Despite the emerging trends in the digital ecosystem in Africa, the reality has been that many African developers were yet to benefit from the growing opportunities around them largely to the fact that there was little to no structured system to support tech entrepreneurship in Africa, until now.
While the original tech bro referred to the “cool kids,” especially but not exclusively men, working in tech sectors like Silicon Valley, the phrase has now trickled down to software developers. programmers or more recently coders — People who create a computer, mobile software.
The original tech bro described a software engineer with a misogynistic bent, this is due to “Tech bro” being one of the smear nicknames given by the media against Mr. James Damore, who wrote an internal memo describing the sex differences between women and men. It is important to note those are not who I talk about in this piece.
What I am talking about, however, is the growth of the developers’ space in Africa. There are an estimated 690,000 professional software programmers in Africa with more than half of these coming from South Africa, Egypt, and Nigeria. Kenya sits at 4th with 58,866 programmers.
With the onset of Covid-19, the importance of capable programmers in the continent skyrocketed, and so did their value, companies had to budget heavily for digitization in an era where every business was heading online.
As a result, more and more bros with the passion to become developers are now seeing other programmers get their flowers and with the help of YouTube, online courses, and companies like Andela, more and more Africans are signing up to learn how to write code.
Most Common Problems Tech Bros face
Working as an independent mobile, web, and software developer in Africa, or as a group is no longer frowned upon, however, we still live in an environment that tech equipment costs almost two times than what it does in Europe and North America, tech bros still face a lot of problems in this fairly new industry, I compiled some here;
- Communication – some of the relatively new programmers can’t communicate for anything. They are rude, they are arrogant, and believe me, I won’t work with you no matter how good you are if disrespect is involved.
- Infrastructure – While some countries are doing better than others, physical infrastructure like electricity availability which is key is still lacking
- Payment Infrastructure – I think this is the most problematic, from Paypal closing down accounts belonging to Africans with no reason to problematic employers who just won’t pay for work done.

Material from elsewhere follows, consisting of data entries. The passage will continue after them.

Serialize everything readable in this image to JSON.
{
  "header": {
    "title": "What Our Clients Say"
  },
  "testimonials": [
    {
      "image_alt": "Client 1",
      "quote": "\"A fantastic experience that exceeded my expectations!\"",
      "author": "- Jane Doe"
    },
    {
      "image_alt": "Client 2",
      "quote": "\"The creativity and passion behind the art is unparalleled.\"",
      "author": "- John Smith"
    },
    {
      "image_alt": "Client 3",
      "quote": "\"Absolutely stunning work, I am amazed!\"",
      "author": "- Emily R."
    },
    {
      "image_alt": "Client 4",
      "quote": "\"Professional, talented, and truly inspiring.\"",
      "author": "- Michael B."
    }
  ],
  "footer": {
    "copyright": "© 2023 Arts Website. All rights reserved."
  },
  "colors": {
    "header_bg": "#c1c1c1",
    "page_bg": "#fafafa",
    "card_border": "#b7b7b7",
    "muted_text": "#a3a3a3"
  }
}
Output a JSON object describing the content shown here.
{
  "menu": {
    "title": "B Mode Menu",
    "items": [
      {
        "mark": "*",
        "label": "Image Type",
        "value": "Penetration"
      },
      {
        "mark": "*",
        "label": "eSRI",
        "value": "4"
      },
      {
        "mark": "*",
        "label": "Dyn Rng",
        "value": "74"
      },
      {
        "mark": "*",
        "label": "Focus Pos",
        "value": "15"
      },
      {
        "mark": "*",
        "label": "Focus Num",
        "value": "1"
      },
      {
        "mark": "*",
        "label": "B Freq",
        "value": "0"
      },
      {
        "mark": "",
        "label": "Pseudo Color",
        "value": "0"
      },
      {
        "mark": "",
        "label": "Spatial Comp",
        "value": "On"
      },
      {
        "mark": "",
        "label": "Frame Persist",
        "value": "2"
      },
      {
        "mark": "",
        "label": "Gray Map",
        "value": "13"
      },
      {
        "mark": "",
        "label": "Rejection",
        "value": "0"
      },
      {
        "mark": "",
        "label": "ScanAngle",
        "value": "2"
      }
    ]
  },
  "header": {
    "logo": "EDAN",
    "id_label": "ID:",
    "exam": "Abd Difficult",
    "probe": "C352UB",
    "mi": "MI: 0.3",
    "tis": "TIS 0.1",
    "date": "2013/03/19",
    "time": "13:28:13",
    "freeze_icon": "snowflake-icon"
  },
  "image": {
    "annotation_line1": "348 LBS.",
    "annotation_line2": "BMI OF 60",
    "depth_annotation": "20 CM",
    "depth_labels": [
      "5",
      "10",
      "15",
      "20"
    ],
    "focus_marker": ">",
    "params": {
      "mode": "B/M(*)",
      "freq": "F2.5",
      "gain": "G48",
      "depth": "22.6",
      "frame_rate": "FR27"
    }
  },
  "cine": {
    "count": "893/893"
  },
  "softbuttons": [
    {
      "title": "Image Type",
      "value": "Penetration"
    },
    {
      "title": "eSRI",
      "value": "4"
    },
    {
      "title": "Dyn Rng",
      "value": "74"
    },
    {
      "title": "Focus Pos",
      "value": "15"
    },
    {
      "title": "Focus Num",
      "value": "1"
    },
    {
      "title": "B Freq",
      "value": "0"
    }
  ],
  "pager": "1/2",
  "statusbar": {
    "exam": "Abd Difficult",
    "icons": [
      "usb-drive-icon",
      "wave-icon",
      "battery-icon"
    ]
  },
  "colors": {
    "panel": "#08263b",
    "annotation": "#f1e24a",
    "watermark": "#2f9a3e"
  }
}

- Governments – Need I expound?
The challenges you face are not insurmountable, take comfort in the fact that you aren’t the only one. It is not easy being a software developer in the continent, but the light at the end of the tunnel has never been console.log(‘Brighter’);